### What is being asked:
Only a number is expected here: the count of lines in the data that contain "yahoo".

### Data in this exercise:
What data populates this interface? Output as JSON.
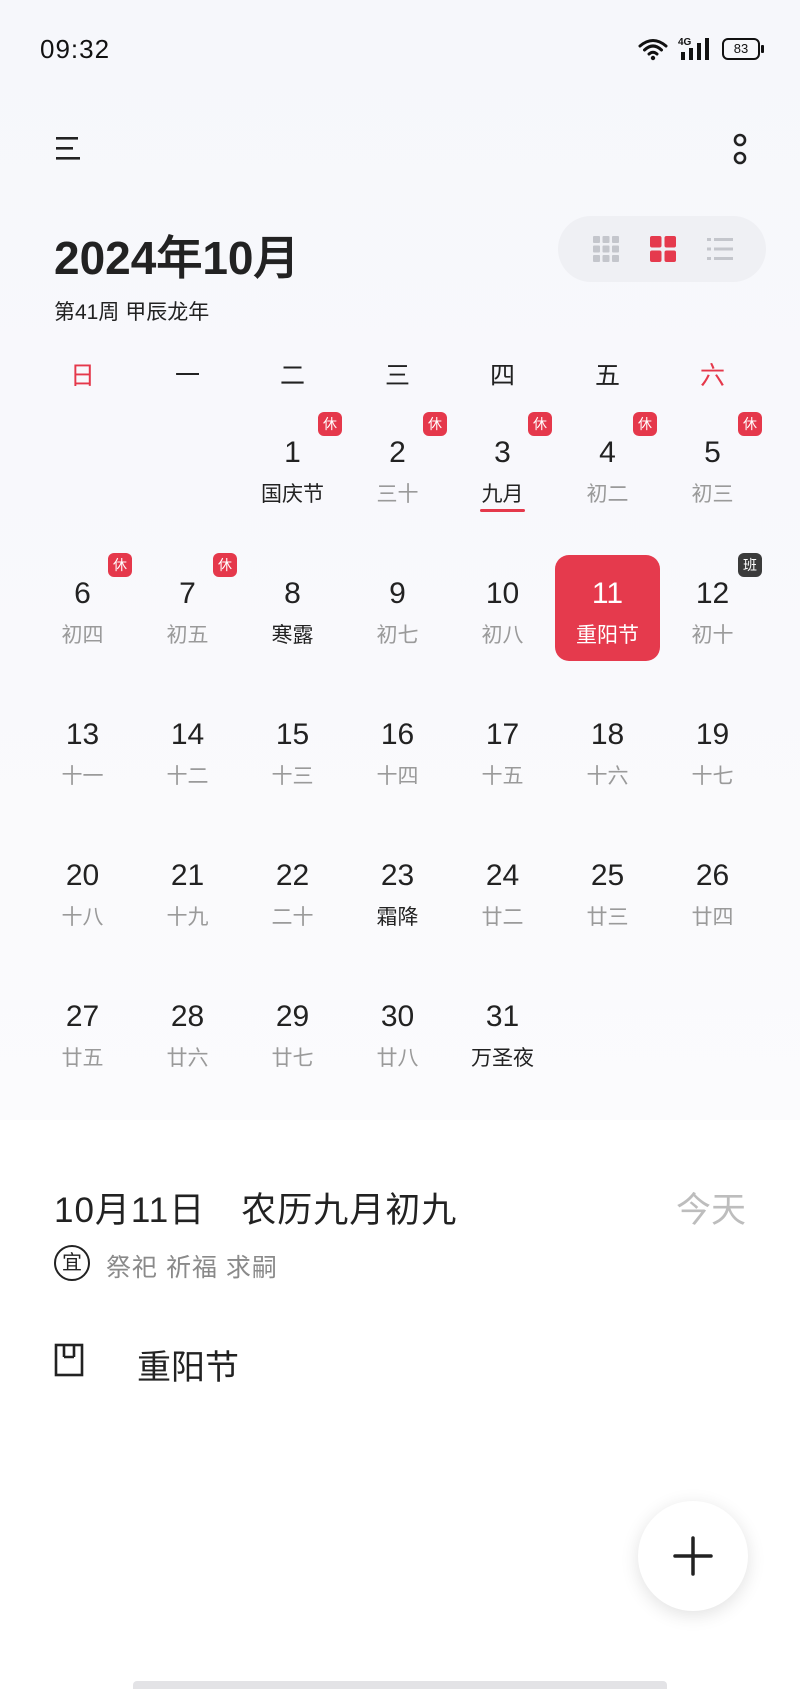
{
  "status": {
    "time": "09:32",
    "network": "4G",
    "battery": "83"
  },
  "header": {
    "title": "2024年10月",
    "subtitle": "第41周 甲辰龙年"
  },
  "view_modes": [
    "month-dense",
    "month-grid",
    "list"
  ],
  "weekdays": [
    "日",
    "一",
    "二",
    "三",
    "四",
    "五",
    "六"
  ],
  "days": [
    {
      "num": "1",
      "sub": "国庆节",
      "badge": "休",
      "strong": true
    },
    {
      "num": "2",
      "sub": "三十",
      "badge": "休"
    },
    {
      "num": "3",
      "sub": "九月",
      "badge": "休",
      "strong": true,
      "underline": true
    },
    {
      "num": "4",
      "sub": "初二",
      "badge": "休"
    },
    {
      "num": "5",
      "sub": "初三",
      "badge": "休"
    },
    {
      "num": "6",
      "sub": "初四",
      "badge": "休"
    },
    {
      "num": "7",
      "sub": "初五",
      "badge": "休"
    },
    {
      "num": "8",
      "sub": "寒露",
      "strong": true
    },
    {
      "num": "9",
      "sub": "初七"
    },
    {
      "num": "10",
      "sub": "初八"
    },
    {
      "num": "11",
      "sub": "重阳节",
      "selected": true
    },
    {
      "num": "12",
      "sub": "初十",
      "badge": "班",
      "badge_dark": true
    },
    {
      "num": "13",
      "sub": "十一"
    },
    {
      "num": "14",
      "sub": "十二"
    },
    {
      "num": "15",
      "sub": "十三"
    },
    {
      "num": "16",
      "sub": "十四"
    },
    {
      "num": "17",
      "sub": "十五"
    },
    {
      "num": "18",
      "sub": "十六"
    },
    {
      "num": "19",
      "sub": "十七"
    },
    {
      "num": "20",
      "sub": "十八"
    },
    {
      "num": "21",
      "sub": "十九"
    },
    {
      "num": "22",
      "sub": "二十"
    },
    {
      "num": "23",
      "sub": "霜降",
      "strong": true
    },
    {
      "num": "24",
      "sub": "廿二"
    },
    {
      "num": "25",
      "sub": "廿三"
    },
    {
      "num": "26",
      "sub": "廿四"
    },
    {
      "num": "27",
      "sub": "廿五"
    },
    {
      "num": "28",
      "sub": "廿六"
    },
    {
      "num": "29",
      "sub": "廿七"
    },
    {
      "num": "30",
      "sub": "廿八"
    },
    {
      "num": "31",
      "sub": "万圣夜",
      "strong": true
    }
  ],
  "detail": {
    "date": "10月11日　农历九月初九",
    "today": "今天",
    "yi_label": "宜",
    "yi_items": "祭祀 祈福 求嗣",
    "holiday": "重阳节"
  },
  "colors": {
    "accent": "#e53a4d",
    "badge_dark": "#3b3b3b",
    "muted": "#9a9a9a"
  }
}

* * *

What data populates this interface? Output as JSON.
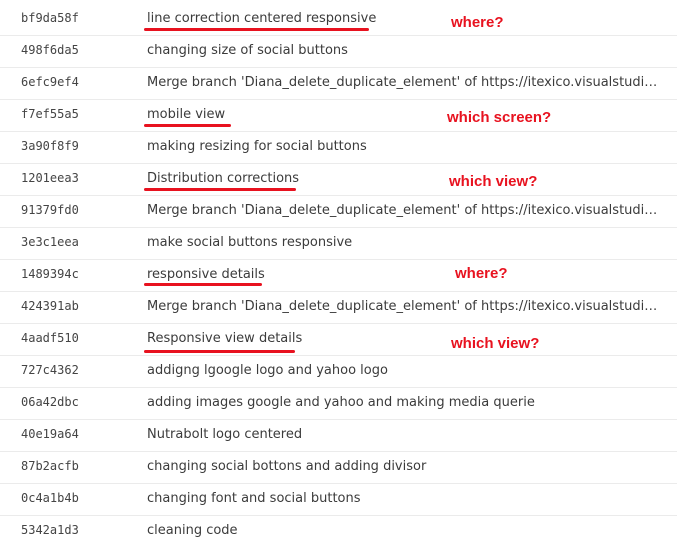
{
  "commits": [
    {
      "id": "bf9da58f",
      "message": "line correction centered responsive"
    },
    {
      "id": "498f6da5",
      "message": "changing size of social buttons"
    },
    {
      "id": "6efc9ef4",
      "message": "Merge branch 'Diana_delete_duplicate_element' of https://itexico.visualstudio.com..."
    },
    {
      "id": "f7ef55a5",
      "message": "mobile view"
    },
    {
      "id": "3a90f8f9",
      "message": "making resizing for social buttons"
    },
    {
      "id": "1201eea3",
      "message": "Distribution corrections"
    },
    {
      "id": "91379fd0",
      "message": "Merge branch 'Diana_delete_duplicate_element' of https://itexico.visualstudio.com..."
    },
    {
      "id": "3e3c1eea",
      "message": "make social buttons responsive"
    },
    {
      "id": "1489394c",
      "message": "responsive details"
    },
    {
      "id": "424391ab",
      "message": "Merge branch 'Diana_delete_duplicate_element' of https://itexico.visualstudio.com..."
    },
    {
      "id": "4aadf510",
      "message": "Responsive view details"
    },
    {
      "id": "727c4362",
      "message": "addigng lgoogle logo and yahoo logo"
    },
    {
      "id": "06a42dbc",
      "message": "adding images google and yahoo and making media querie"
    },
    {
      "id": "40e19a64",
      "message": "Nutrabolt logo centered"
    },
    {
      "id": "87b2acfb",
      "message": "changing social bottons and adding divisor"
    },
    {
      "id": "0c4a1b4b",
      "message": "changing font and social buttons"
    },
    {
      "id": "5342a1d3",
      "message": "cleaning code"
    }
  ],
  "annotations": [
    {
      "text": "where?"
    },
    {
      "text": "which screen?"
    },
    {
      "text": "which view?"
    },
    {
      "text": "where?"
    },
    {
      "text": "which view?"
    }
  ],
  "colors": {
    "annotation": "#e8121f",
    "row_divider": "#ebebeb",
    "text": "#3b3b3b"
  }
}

### Reply to the task:
2